Saito, N., F. Tatsuzawa, K. Kasahara, M. Yokoi, S. Iida, A. Shigihara and T. Honda. 1996. Acylated peonidin glycosides in the slate flowers of Pharbitis nil. Phytochemistry 41: 1607-1611.


Schliemann, W., R.W. Joy IV, A. Komamine, J.W. Metzger, M. Nimtz, V. Wray and D. Strack. 1996. Betacyanins from plants and cell cultures of Phytolacca americana. Phytochemistry 42:1039-1046.


Schliemann, W., Y. Cai, T. Degenkolb, J. Schmidt and H. Corke. 2001. Betalains of Celosia argentea. Phytochemistry 58:159-165.


Song, J. and B.S. Wang. 2015. Using euhalophytes to understand salt tolerance and to develop saline agriculture: Suaeda salsa as a promising model. Ann. Bot. 115:541-553.


Stafford, H.A. 1994. Anthocyanins and betalains: evolution of the mutually exclusive pathways. Plant Sci. 101:91-98.


Steglich, W. and D. Strack. Betalains. 1990: In Brossi A.A. (ed.), The Alkaloids - Chemistry and Pharmacology, Vol. 39, Academic Press, San Diego, USA. pp. 1-62.


Stintzing F.C. and R. Carle. 2004. Functional properties of anthocyanins and betalanins in plants, food, and in human nutrition. Trends Food Sci. Technol. 15:19-38.

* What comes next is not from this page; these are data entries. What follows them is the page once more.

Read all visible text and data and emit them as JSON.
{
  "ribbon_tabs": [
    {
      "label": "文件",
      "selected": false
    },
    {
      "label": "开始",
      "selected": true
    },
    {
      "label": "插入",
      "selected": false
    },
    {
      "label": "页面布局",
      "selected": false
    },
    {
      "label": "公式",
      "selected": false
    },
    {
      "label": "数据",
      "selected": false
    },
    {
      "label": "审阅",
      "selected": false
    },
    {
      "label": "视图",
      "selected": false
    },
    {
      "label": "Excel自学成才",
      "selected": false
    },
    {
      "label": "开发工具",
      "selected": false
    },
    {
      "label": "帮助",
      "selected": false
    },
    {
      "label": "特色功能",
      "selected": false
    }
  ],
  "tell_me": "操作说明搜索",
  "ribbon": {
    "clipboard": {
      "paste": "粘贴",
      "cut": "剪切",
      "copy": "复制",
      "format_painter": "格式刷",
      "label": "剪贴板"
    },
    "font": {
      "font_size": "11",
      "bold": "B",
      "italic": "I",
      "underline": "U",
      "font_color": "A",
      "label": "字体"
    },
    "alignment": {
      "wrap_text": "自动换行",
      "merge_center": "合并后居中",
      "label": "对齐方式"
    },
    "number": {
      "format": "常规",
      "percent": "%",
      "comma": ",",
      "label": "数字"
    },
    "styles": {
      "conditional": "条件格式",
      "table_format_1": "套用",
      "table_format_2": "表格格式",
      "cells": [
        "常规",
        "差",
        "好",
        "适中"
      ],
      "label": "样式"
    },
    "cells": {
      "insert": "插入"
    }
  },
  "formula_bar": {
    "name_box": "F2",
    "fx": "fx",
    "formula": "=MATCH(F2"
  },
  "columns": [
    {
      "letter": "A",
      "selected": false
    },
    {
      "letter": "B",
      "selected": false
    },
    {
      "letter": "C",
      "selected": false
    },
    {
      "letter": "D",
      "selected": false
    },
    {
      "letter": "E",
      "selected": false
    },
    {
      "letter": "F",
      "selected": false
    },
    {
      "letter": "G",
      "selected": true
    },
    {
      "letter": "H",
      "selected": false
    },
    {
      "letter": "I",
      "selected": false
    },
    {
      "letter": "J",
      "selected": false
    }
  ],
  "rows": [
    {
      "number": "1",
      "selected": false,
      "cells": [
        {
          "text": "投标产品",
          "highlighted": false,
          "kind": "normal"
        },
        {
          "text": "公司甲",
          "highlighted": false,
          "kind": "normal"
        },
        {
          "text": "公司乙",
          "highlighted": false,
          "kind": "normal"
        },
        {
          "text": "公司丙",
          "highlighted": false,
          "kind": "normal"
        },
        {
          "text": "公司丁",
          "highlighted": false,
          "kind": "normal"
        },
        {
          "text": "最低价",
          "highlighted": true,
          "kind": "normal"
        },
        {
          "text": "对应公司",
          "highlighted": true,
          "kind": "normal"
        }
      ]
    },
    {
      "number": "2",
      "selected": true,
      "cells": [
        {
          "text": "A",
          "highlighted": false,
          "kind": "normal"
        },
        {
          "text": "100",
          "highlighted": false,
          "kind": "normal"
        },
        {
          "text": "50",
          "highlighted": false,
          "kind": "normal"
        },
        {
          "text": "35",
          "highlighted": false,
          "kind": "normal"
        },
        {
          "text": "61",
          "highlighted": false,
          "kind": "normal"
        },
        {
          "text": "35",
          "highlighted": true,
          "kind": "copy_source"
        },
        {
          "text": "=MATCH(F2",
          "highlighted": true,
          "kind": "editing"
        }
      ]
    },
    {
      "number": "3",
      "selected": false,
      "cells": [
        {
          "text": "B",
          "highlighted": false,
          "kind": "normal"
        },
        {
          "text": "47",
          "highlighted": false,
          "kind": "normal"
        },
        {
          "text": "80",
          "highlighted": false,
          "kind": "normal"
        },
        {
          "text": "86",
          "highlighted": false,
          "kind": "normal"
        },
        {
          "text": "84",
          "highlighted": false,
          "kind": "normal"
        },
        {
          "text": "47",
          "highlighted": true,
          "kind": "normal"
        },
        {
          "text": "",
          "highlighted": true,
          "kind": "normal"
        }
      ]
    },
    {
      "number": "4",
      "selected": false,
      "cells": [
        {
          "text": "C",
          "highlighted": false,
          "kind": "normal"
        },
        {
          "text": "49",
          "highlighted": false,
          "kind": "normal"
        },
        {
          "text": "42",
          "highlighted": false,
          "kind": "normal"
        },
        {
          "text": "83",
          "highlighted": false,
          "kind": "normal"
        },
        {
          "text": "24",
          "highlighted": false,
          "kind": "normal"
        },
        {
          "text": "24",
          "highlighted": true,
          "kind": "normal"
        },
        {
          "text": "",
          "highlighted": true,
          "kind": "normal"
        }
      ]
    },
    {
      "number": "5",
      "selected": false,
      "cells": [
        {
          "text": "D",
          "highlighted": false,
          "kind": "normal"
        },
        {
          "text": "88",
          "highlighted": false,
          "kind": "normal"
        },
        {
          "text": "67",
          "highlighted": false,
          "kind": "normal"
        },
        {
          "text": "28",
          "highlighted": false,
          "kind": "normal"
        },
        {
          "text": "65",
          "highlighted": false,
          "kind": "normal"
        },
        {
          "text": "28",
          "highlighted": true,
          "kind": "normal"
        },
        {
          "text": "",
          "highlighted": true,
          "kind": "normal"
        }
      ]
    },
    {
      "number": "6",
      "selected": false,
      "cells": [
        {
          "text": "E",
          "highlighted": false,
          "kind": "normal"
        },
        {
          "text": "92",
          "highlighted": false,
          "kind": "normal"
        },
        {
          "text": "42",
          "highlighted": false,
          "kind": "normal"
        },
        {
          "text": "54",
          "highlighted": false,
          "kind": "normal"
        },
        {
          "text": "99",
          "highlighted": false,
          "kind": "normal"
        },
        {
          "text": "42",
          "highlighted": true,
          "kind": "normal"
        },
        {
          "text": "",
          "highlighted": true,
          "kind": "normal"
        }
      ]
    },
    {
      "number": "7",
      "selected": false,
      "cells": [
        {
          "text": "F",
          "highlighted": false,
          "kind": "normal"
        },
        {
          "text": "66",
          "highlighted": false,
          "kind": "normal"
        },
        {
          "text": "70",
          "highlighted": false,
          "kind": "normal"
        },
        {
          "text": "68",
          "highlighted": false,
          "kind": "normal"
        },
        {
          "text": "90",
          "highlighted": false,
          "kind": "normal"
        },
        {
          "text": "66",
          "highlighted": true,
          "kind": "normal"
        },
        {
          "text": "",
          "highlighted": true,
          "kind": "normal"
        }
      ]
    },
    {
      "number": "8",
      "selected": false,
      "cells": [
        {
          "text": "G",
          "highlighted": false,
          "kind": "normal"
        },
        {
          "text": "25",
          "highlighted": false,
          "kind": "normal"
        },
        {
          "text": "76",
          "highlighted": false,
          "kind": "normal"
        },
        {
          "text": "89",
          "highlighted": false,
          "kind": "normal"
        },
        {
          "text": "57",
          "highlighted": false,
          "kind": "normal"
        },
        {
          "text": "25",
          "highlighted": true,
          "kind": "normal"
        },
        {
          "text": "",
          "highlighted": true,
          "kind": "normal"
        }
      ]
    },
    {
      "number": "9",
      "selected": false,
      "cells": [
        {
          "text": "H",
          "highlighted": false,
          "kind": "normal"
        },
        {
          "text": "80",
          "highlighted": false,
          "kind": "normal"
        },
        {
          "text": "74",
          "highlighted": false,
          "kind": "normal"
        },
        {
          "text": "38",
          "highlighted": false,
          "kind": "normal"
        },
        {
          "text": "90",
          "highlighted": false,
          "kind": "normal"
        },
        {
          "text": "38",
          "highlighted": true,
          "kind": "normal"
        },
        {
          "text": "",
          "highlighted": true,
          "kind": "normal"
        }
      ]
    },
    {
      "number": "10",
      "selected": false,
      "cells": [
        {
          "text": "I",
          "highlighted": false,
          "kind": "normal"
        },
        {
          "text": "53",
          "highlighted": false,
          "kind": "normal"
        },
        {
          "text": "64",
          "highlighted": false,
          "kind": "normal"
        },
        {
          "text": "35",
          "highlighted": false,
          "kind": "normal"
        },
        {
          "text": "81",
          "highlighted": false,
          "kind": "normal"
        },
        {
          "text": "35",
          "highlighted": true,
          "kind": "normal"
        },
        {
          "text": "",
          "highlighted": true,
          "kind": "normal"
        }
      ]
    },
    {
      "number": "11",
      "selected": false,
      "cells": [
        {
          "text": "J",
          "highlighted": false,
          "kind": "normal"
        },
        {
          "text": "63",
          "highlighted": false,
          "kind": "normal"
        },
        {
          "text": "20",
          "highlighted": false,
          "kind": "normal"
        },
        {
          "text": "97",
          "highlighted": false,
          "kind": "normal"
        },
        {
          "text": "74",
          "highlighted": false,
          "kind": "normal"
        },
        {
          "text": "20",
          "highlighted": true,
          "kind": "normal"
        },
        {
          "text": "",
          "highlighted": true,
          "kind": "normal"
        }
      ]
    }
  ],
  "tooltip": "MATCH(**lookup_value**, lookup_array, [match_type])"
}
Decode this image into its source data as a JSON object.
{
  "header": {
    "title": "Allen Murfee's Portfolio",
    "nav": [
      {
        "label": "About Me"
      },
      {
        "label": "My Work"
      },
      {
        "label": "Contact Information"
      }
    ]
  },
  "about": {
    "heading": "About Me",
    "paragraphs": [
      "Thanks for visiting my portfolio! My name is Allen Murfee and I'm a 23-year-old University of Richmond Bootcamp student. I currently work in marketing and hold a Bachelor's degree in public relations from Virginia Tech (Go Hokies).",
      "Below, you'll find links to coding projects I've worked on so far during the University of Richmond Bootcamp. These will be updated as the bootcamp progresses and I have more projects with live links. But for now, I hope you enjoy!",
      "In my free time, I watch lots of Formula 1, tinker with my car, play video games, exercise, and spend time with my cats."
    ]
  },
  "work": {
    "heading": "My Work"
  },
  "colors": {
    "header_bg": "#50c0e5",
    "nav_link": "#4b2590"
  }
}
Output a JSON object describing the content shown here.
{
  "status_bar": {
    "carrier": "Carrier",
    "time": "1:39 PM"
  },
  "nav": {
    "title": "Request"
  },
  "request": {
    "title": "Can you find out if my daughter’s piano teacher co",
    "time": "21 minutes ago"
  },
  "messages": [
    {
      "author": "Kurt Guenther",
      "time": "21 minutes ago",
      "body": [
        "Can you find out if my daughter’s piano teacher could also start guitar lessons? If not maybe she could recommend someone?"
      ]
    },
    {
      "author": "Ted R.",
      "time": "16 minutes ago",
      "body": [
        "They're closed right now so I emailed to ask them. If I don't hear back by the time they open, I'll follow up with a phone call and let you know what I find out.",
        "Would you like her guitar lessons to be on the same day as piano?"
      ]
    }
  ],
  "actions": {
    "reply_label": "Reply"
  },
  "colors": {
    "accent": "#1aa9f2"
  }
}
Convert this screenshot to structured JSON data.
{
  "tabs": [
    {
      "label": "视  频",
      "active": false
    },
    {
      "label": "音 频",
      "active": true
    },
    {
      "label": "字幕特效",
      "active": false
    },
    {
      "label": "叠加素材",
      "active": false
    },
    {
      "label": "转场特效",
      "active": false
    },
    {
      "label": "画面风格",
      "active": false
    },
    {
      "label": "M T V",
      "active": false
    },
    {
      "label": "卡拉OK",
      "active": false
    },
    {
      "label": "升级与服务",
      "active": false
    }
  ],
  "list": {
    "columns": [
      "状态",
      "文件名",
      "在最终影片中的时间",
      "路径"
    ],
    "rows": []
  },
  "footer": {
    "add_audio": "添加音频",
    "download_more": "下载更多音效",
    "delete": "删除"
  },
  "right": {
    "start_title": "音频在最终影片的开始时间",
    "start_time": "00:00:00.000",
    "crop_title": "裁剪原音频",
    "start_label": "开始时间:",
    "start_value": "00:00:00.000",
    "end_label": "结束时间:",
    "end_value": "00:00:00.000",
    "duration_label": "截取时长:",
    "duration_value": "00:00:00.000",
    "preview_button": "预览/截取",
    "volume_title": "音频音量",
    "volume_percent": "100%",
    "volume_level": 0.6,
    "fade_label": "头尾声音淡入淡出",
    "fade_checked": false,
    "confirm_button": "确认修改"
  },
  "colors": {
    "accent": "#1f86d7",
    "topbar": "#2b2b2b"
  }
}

Strack, D., T. Vogt and W. Schliemann. 2003. Recent advances in betalain research. Phytochemistry 62:247-269.


Tanaka, Y., N. Sasaki and A. Ohmiya. 2008. Biosynthesis of plant pigments: anthocyanins, betalains and carotenoids. The Plant J. 54:733-749.


Tsai, P.J., C.H. Sheu, P.H. Wu and Y.F. Sun. 2010. Thermal and pH stability of betacynin pigment of Djulis (Chenopodium formosanum) in Taiwan and their relation to antioxidant activity. J. Agric. Food Chem. 58:1020-1025.


Woo, K.K., F.H. Ngou, L.S., Ngo, W.K. Soong and P.Y. Tang. 2011. Stability of betalain pigment from red dragon fruit (Hylocereus polyrhizus). Amer. J. Food Technol. 6:140-148.


Wyler, H. and A.S. Dreiding. 1961. Über Betacyane, die Stickstoffhaltigen Farbstoffe der Centrospermen - Vorlaufige Mitteilung. Experientia 17:23-25.


Xu, Y., Y. Zhao, H. Duan, N.S. Fang and J. Song. 2017. Transcriptomic profiling of genes in matured dimorphic seeds of euhalophyte Suaeda salsa. BMC Genomics 18:727-740.


Yang, R.Y.K., O. Bayraktar and H.T. Pu. 2003. Plant-cell bioreactors with simultaneous electropermeabilization and electrophoresis. J. Biotechnol. 100:13-22.

페이지 상단으로 이동하기